As for who killed Stacy … well, it’s no secret.  This is one of those true crime films where the murderer is not only portrayed sympathetically but is the main character as well.  Angela Delvecchio (Kellie Martin) was a high school sophomore who was obsessed with trying to become popular.  She looked up to Stacey and desperately wanted to be her best friend.  (Why she didn’t just offer to bribe Stacey, I don’t know.  Maybe she hadn’t seen Can’t Buy Me Love….)  When Stacey got a job working in the school office, so did Angela.  Of course, the school’s somewhat sleazy principal (Terry O’Quinn, coming across like John Locke’s worst nightmare) only made it a point to talk to Stacey and pretty much ignored Angela.  When Stacey applied to work on the yearbook, so did Angela.  When Stacey tried out for cheerleading, so did Angela.

In fact, the only time that Angela stood up to Stacey was when Angela was taunting the school’s token goth (played by Kathryn Morris).  That turned out to be a mistake because Stacey never forgave her.  When Angela invited Stacey to a party, Stacey was reluctant to go.  When Stacey did finally accept the invitation, Angela stabbed her to death.

A Friend to Die For/Death of a Cheerleader is based on a true story and the film tries to lay the blame for Angela’s crime on the affluent neighborhood she was raised in.  Just in case we missed the message, the film actually features a Priest (played by Eugene Roche) who says that the community put too much pressure on Angela to succeed.

Uhmmm….okay, if you say so.

Seriously, this is a pretty good little true crime film and both Tori Spelling and Kellie Martin give really good performances but this whole “It’s society’s fault” argument is typical, mushy, made-for-TV, bourgeois liberal BS.  Angela picked up the knife, Angela committed the crime, end of story.  That said, A Friend To Die For is pretty good as far as these movies go.  I already mentioned the performances of Spelling and Martin but also keep an eye out for Marley Shelton, who gets a really good scene in which she explains that she never liked Stacey that much while she was alive.

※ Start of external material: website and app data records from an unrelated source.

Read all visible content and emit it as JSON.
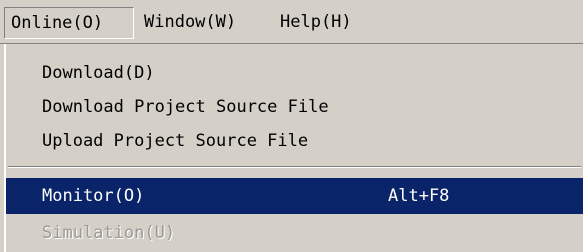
{
  "menubar": {
    "online": "Online(O)",
    "window": "Window(W)",
    "help": "Help(H)"
  },
  "online_menu": {
    "items": [
      {
        "label": "Download(D)",
        "shortcut": "",
        "state": "normal"
      },
      {
        "label": "Download Project Source File",
        "shortcut": "",
        "state": "normal"
      },
      {
        "label": "Upload Project Source File",
        "shortcut": "",
        "state": "normal"
      },
      {
        "label": "Monitor(O)",
        "shortcut": "Alt+F8",
        "state": "highlighted"
      },
      {
        "label": "Simulation(U)",
        "shortcut": "",
        "state": "disabled"
      }
    ]
  },
  "colors": {
    "menu_face": "#d4d0c8",
    "highlight": "#0a246a",
    "highlight_text": "#ffffff",
    "disabled_text": "#9c9a94"
  }
}
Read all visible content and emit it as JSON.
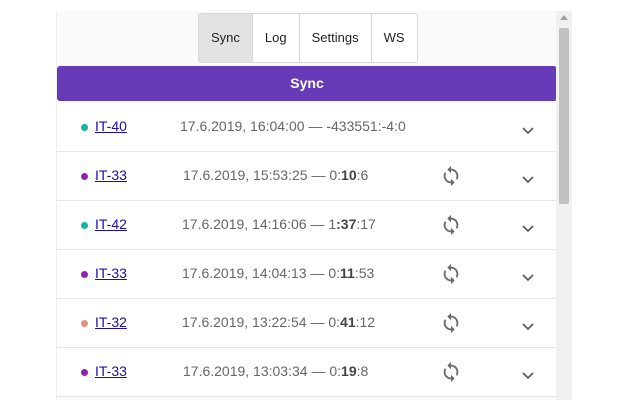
{
  "tabs": [
    {
      "label": "Sync",
      "active": true
    },
    {
      "label": "Log",
      "active": false
    },
    {
      "label": "Settings",
      "active": false
    },
    {
      "label": "WS",
      "active": false
    }
  ],
  "sync_bar": {
    "label": "Sync"
  },
  "rows": [
    {
      "id": "IT-40",
      "dot_color": "#11b5a0",
      "date": "17.6.2019, 16:04:00 — ",
      "h": "",
      "m": "-433551:",
      "s": "-4:0",
      "has_sync": false
    },
    {
      "id": "IT-33",
      "dot_color": "#8e24aa",
      "date": "17.6.2019, 15:53:25 — ",
      "h": "0:",
      "m": "10",
      "s": ":6",
      "has_sync": true
    },
    {
      "id": "IT-42",
      "dot_color": "#11b5a0",
      "date": "17.6.2019, 14:16:06 — ",
      "h": "1",
      "m": ":37",
      "s": ":17",
      "has_sync": true
    },
    {
      "id": "IT-33",
      "dot_color": "#8e24aa",
      "date": "17.6.2019, 14:04:13 — ",
      "h": "0:",
      "m": "11",
      "s": ":53",
      "has_sync": true
    },
    {
      "id": "IT-32",
      "dot_color": "#e0937a",
      "date": "17.6.2019, 13:22:54 — ",
      "h": "0:",
      "m": "41",
      "s": ":12",
      "has_sync": true
    },
    {
      "id": "IT-33",
      "dot_color": "#8e24aa",
      "date": "17.6.2019, 13:03:34 — ",
      "h": "0:",
      "m": "19",
      "s": ":8",
      "has_sync": true
    }
  ],
  "colors": {
    "accent": "#673ab7"
  },
  "icons": {
    "sync": "sync-icon",
    "expand": "chevron-down-icon"
  }
}
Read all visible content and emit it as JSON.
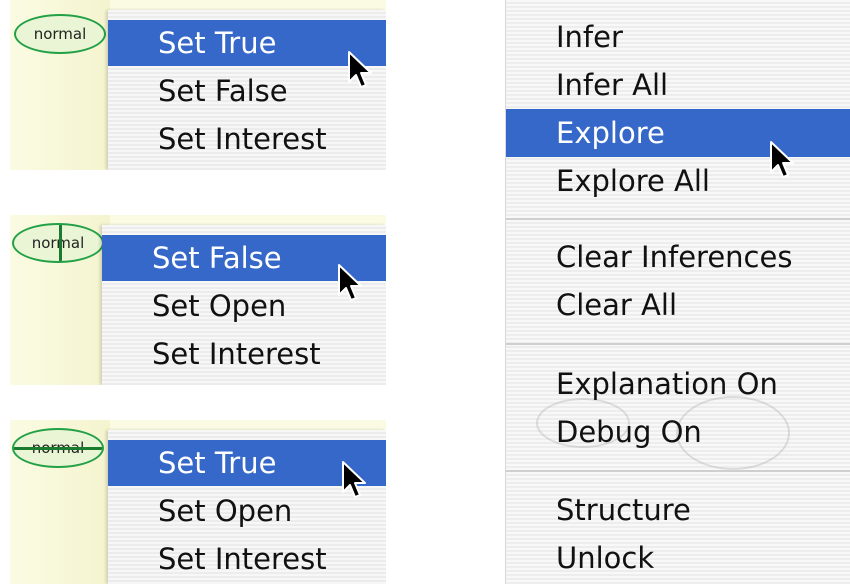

You can watch A Friend To Die For/Death of a Cheerleader below!